4th July 2012
Bacteria such as methicillin-resistant Staphylococcus aureus (MRSA) can not only cause potentially lethal infections, but they are also unaffected by commonly-available antibiotics. Even when it comes to bacteria that can be more easily controlled, we are still constantly being warned about the danger of them becoming antibiotic-resistant. Now, however, researchers have discovered a new antiobiotic-free method of killing bacteria including MRSA … and it’s based on semiconductor technology.
Chemists at IBM Research in Almaden, California had previously been looking for a way of performing microscopic etching on silicon wafers at a far smaller scale than was currently possible. In the course of their research, they identified materials that would produce an electrostatic charge when chained together to form a polymer.
While this polymer worked for its intended purpose, the chemists were curious as to whether it could have other applications. This resulted in the creation of what they’ve dubbed “ninja polymers.” When their components are introduced to the bloodstream (or water), they self-assemble into biocompatible nanostructures – the ninjas – that are electrostatically drawn to infected cells while not affecting healthy ones. Upon reaching the infected cells, they destroy the bacteria, and then subsequently biodegrade. This reportedly results in no side effects or accumulation in the body.

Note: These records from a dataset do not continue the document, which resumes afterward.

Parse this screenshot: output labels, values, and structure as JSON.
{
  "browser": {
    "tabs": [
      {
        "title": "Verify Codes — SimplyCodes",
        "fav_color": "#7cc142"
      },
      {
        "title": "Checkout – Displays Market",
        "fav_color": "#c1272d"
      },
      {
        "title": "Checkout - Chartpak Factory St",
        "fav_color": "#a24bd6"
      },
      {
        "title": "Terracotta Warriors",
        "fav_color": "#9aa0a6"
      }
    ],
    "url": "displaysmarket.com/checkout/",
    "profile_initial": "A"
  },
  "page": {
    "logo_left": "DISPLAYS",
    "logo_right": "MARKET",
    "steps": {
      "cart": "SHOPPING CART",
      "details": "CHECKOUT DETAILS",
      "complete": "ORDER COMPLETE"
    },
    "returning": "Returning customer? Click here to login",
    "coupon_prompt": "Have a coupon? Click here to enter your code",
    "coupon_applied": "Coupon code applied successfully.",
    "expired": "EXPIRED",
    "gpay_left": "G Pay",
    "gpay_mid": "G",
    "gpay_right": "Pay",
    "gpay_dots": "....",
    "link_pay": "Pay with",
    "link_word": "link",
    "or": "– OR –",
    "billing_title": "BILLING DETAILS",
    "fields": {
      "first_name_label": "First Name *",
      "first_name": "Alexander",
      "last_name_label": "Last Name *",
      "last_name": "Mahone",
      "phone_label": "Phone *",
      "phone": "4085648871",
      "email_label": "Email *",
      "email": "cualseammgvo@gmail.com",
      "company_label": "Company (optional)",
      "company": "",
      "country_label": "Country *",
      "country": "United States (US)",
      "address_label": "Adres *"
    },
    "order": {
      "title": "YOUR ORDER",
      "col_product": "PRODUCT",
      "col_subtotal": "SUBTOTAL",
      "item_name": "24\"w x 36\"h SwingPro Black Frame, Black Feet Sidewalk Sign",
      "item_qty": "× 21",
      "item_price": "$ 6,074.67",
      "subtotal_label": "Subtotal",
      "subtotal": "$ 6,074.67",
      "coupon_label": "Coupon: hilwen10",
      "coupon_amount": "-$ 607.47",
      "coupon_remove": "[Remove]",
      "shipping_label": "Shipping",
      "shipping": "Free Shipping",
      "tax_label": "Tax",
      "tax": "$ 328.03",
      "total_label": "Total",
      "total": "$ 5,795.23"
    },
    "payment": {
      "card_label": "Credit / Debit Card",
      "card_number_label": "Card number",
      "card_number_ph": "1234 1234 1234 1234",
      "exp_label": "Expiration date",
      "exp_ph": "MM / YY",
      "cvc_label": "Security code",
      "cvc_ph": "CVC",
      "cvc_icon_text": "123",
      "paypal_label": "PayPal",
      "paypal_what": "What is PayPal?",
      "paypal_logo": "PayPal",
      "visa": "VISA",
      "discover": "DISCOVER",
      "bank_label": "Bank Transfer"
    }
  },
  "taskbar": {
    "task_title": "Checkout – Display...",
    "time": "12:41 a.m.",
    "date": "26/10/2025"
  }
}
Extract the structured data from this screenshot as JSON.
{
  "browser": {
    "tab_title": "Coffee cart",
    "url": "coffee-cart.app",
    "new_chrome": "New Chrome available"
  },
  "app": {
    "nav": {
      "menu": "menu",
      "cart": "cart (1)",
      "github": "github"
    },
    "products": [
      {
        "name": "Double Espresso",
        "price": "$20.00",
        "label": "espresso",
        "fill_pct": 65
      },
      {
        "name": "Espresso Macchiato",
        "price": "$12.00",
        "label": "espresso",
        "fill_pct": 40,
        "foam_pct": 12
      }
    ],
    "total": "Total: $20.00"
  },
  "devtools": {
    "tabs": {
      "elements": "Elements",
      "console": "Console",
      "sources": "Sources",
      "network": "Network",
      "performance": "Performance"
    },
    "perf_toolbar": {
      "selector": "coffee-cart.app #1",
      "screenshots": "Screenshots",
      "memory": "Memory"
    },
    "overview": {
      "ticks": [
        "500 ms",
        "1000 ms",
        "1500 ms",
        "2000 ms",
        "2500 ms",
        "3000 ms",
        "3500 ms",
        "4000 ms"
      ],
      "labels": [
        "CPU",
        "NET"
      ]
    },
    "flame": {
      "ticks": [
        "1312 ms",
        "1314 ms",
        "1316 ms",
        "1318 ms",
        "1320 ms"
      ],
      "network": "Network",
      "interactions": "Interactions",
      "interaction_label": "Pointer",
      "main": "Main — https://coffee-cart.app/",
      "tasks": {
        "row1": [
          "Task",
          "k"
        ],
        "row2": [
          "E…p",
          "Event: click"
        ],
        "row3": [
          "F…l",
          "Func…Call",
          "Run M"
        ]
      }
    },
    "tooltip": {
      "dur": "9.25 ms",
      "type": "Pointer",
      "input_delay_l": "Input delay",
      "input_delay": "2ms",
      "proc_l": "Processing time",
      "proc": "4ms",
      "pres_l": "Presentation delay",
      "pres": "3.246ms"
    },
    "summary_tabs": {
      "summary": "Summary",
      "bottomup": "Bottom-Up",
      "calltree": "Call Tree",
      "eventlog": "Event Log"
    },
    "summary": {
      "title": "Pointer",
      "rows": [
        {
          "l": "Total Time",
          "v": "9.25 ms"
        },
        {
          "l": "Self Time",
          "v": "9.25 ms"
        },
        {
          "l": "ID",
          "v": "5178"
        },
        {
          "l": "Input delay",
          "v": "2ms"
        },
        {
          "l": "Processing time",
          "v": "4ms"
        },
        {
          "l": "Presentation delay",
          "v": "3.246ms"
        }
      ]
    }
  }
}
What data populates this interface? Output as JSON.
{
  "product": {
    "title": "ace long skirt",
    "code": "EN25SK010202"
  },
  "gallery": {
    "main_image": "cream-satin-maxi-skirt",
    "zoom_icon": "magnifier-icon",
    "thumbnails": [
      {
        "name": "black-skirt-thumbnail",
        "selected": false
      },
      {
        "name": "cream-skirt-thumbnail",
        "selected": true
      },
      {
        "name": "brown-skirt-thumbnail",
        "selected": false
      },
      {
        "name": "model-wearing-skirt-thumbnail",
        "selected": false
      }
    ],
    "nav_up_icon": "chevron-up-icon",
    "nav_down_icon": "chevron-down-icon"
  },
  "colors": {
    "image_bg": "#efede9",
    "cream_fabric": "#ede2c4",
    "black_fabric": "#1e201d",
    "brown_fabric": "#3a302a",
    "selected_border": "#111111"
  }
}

“The mechanism through which [these polymers] fight bacteria is very different from the way an antibiotic works,” said polymer chemist Jim Hedrick. “They try to mimic what the immune system does: the polymer attaches to the bacteria’s membrane and then facilitates destabilization of the membrane. It falls apart, everything falls out and there’s little opportunity for it to develop resistance to these polymers.”
Not only should the ninja polymers be less likely to lead to treatment-resistant bacteria, but because they’re biodegradable, they also shouldn’t build up in the environment after passing through patients’ systems. Besides their applications in medicine, IBM also hopes to see them find use in bacteria-killing products such as cleansers, while also replacing environmentally-harmful antimicrobial agents in things like toothpaste, mouthwash and food packaging.
The company is currently looking into partnerships with other groups, to commercialize the technology.